Parkinson’s Disease

Parkinson’s disease (PD) is a degenerative disorder that primarily impairs a patient’s motor skills, speech, and facial expressions. The Parkinson’s Foundation estimates that 50,000-60,000 new cases of PD are diagnosed each year, adding to the one million who currently live with PD and the thousands of cases that go undetected. PD can have a dramatic impact on quality of life, as daily activities such as feeding, drinking, grooming, and writing become difficult if not impossible.

What are the symptoms of Parkinson’s disease?

Early symptoms are subtle and occur gradually. Primary symptoms of PD include:

  • Muscle rigidity or stiffness
  • Tremor, often in the hands and legs
  • Bradykinesia, which can cause slow movement or difficulty moving
  • Poor balance or posture instability
  • Difficulty walking
Who develops Parkinson’s disease?

There are several risk factors for developing PD, including:

  • Age. Parkinson’s disease affects one in 100 people over age 60. However, while it is more common in older people, people as young as 18 have been diagnosed with PD.
  • Family History. Having a relative who also suffers from PD may increase your chances of developing the disease. However, the risk is very small unless multiple family members suffer from it.
  • Sex. Parkinson’s disease is more common in men than women. 

How is Parkinson’s disease diagnosed and treated?


There is no definitive test for Parkinson’s disease; rather, your doctor will diagnose the disease by reviewing your symptoms, medical history, and family history, and by performing a neurological and physical examination. Your doctor may also request a blood test or imaging tests such as an MRI or PET scan to rule out any other possible disorders or conditions causing your symptoms.

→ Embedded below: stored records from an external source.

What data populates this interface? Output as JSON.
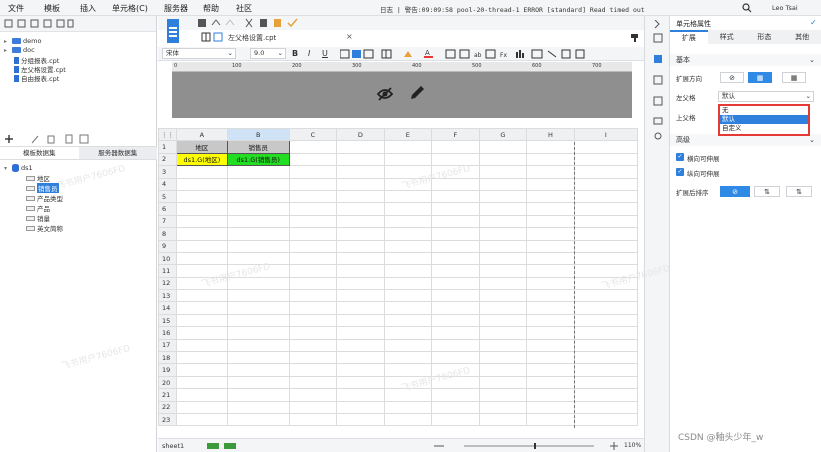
{
  "menubar": {
    "items": [
      "文件",
      "模板",
      "插入",
      "单元格(C)",
      "服务器",
      "帮助",
      "社区"
    ],
    "log_text": "日志 | 警告:09:09:58 pool-20-thread-1 ERROR [standard] Read timed out",
    "user_name": "Leo Tsai"
  },
  "left_panel": {
    "tree": [
      {
        "label": "demo",
        "type": "folder"
      },
      {
        "label": "doc",
        "type": "folder"
      },
      {
        "label": "分组报表.cpt",
        "type": "file"
      },
      {
        "label": "左父格设置.cpt",
        "type": "file"
      },
      {
        "label": "自由报表.cpt",
        "type": "file"
      }
    ],
    "tabs": [
      "模板数据集",
      "服务器数据集"
    ],
    "dataset": {
      "name": "ds1",
      "fields": [
        "地区",
        "销售员",
        "产品类型",
        "产品",
        "销量",
        "英文简称"
      ],
      "selected_field": "销售员"
    }
  },
  "editor": {
    "file_tab": "左父格设置.cpt",
    "font_name": "宋体",
    "font_size": "9.0",
    "ruler_ticks": [
      "0",
      "100",
      "200",
      "300",
      "400",
      "500",
      "600",
      "700"
    ],
    "columns": [
      "A",
      "B",
      "C",
      "D",
      "E",
      "F",
      "G",
      "H",
      "I"
    ],
    "selected_column": "B",
    "rows": [
      "1",
      "2",
      "3",
      "4",
      "5",
      "6",
      "7",
      "8",
      "9",
      "10",
      "11",
      "12",
      "13",
      "14",
      "15",
      "16",
      "17",
      "18",
      "19",
      "20",
      "21",
      "22",
      "23"
    ],
    "cells": {
      "A1": "地区",
      "B1": "销售员",
      "A2": "ds1.G(地区)",
      "B2": "ds1.G(销售员)"
    },
    "sheet_tab": "sheet1",
    "zoom": "110%"
  },
  "right_panel": {
    "title": "单元格属性",
    "tabs": [
      "扩展",
      "样式",
      "形态",
      "其他"
    ],
    "active_tab": "扩展",
    "section_basic": "基本",
    "expand_direction_label": "扩展方向",
    "left_parent_label": "左父格",
    "left_parent_value": "默认",
    "top_parent_label": "上父格",
    "dropdown_options": [
      "无",
      "默认",
      "自定义"
    ],
    "dropdown_selected": "默认",
    "section_advanced": "高级",
    "horizontal_expand": "横向可伸展",
    "vertical_expand": "纵向可伸展",
    "sort_label": "扩展后排序"
  },
  "watermark_text": "飞书用户7606FD",
  "credit_text": "CSDN @釉头少年_w",
  "colors": {
    "accent": "#2f7fdd",
    "highlight_border": "#e53935",
    "yellow_cell": "#ffff00",
    "green_cell": "#22dd22"
  }
}
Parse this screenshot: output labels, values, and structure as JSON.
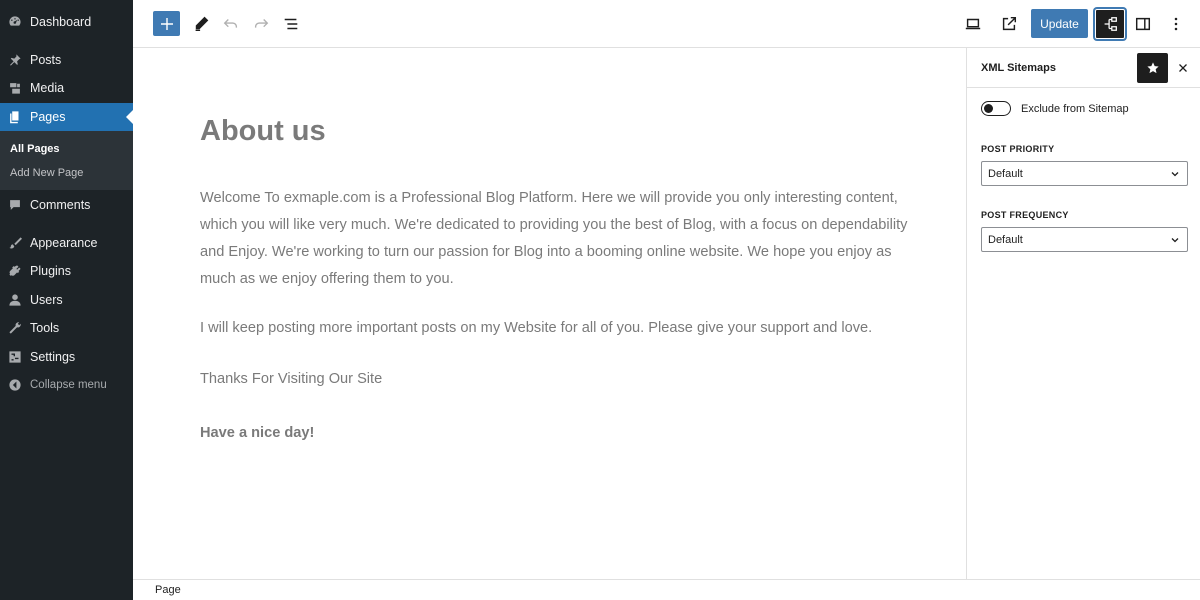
{
  "sidebar": {
    "items": [
      {
        "label": "Dashboard",
        "icon": "dashboard-icon"
      },
      {
        "label": "Posts",
        "icon": "pin-icon"
      },
      {
        "label": "Media",
        "icon": "media-icon"
      },
      {
        "label": "Pages",
        "icon": "pages-icon",
        "active": true
      },
      {
        "label": "Comments",
        "icon": "comment-icon"
      },
      {
        "label": "Appearance",
        "icon": "brush-icon"
      },
      {
        "label": "Plugins",
        "icon": "plugin-icon"
      },
      {
        "label": "Users",
        "icon": "user-icon"
      },
      {
        "label": "Tools",
        "icon": "wrench-icon"
      },
      {
        "label": "Settings",
        "icon": "settings-icon"
      },
      {
        "label": "Collapse menu",
        "icon": "collapse-icon"
      }
    ],
    "submenu": [
      {
        "label": "All Pages",
        "current": true
      },
      {
        "label": "Add New Page"
      }
    ]
  },
  "toolbar": {
    "update_label": "Update",
    "accent": "#3f7ab3"
  },
  "editor": {
    "title": "About us",
    "paragraphs": [
      "Welcome To exmaple.com is a Professional Blog Platform. Here we will provide you only interesting content, which you will like very much. We're dedicated to providing you the best of Blog, with a focus on dependability and Enjoy. We're working to turn our passion for Blog into a booming online website. We hope you enjoy as much as we enjoy offering them to you.",
      "I will keep posting more important posts on my Website for all of you. Please give your support and love.",
      "Thanks For Visiting Our Site",
      "Have a nice day!"
    ]
  },
  "panel": {
    "title": "XML Sitemaps",
    "toggle_label": "Exclude from Sitemap",
    "toggle_on": false,
    "priority_label": "POST PRIORITY",
    "priority_value": "Default",
    "frequency_label": "POST FREQUENCY",
    "frequency_value": "Default"
  },
  "footer": {
    "breadcrumb": "Page"
  }
}
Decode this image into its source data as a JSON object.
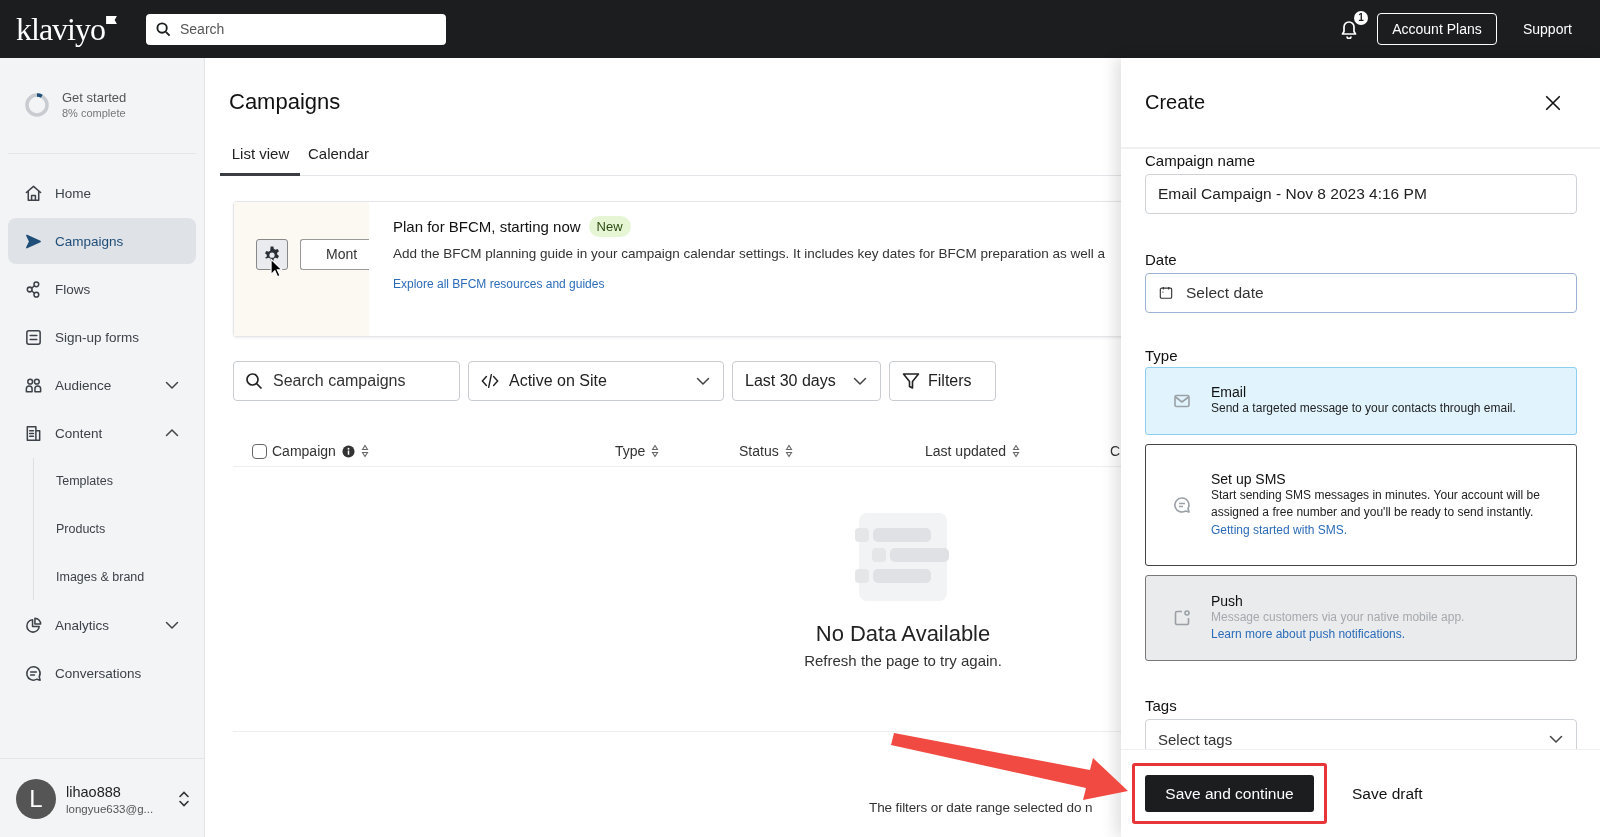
{
  "topbar": {
    "logo": "klaviyo",
    "search": {
      "placeholder": "Search"
    },
    "notifications": {
      "count": "1"
    },
    "buttons": [
      {
        "label": "Account Plans",
        "kind": "outlined"
      },
      {
        "label": "Support",
        "kind": "plain"
      }
    ]
  },
  "sidebar": {
    "progress": {
      "title": "Get started",
      "subtitle": "8% complete",
      "level": 0.08
    },
    "items": [
      {
        "label": "Home",
        "selected": false
      },
      {
        "label": "Campaigns",
        "selected": true
      },
      {
        "label": "Flows",
        "selected": false
      },
      {
        "label": "Sign-up forms",
        "selected": false
      },
      {
        "label": "Audience",
        "selected": false,
        "expanded": false
      },
      {
        "label": "Content",
        "selected": false,
        "expanded": true,
        "children": [
          {
            "label": "Templates",
            "selected": false
          },
          {
            "label": "Products",
            "selected": false
          },
          {
            "label": "Images & brand",
            "selected": false
          }
        ]
      },
      {
        "label": "Analytics",
        "selected": false,
        "expanded": false
      },
      {
        "label": "Conversations",
        "selected": false
      }
    ],
    "user": {
      "initial": "L",
      "name": "lihao888",
      "email": "longyue633@g..."
    }
  },
  "page": {
    "title": "Campaigns",
    "tabs": [
      {
        "label": "List view",
        "selected": true
      },
      {
        "label": "Calendar",
        "selected": false
      }
    ],
    "banner": {
      "button": "Mont",
      "title": "Plan for BFCM, starting now",
      "badge": "New",
      "text": "Add the BFCM planning guide in your campaign calendar settings. It includes key dates for BFCM preparation as well a",
      "link": "Explore all BFCM resources and guides"
    },
    "filters": {
      "search": {
        "placeholder": "Search campaigns"
      },
      "dropdowns": [
        {
          "label": "Active on Site"
        },
        {
          "label": "Last 30 days"
        }
      ],
      "button": "Filters"
    },
    "table": {
      "select_all": {
        "checked": false
      },
      "columns": [
        {
          "label": "Campaign",
          "info": true,
          "sortable": true
        },
        {
          "label": "Type",
          "info": false,
          "sortable": true
        },
        {
          "label": "Status",
          "info": false,
          "sortable": true
        },
        {
          "label": "Last updated",
          "info": false,
          "sortable": true
        },
        {
          "label": "C",
          "info": false,
          "sortable": false
        }
      ]
    },
    "empty": {
      "title": "No Data Available",
      "text": "Refresh the page to try again."
    },
    "footer_note": "The filters or date range selected do n"
  },
  "drawer": {
    "title": "Create",
    "fields": [
      {
        "label": "Campaign name",
        "kind": "text",
        "value": "Email Campaign - Nov 8 2023 4:16 PM"
      },
      {
        "label": "Date",
        "kind": "date",
        "placeholder": "Select date"
      }
    ],
    "type": {
      "label": "Type",
      "options": [
        {
          "title": "Email",
          "description": "Send a targeted message to your contacts through email.",
          "selected": true,
          "disabled": false
        },
        {
          "title": "Set up SMS",
          "description": "Start sending SMS messages in minutes. Your account will be assigned a free number and you'll be ready to send instantly.",
          "link": "Getting started with SMS.",
          "selected": false,
          "disabled": false
        },
        {
          "title": "Push",
          "description": "Message customers via your native mobile app.",
          "link": "Learn more about push notifications.",
          "selected": false,
          "disabled": true
        }
      ]
    },
    "tags": {
      "label": "Tags",
      "placeholder": "Select tags"
    },
    "actions": [
      {
        "label": "Save and continue",
        "kind": "primary",
        "highlighted": true
      },
      {
        "label": "Save draft",
        "kind": "plain",
        "highlighted": false
      }
    ]
  }
}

While there is no cure for Parkinson’s disease, there are medical and non-medical interventions that can help patients manage their symptoms:

  • Medication. Medication can dramatically improve one’s symptoms. However, as PD progresses, medication dosages may be increased, which can cause dyskinesias, which are uncontrolled, writhing movements.
  • Physical therapy. Your doctor may recommend you see a physical therapist to assist you with strengthening and balance exercises.
  • Speech-language therapy. Speech-language pathologists can help patients manage speech and voice disorders, common outcomes of Parkinson’s disease.
  • Deep brain stimulation. PD patients who require high or frequent doses of dopamine and who also experience side effects of their medication are ideal candidates for deep brain stimulation, a minimally invasive surgical treatment often used on those movement disorders.

Why Choose NGPG?

NGPG Neuroscience employs a team of board-certified neurologists, neurosurgeons, neurointerventional surgeons, neuropsychiatrists, and other specialists who provide high-quality care and up-to-date treatments through our two outpatient Neurology office locations. We offer imaging and surgical care at Northeast Georgia Medical Center’s state-of-the-art facilities, ensuring our patients’ access to all the services of a leading hospital alongside our excellent outpatient care.

Request an appointment

To request an appointment, please call our office phone at (770) 219-6520.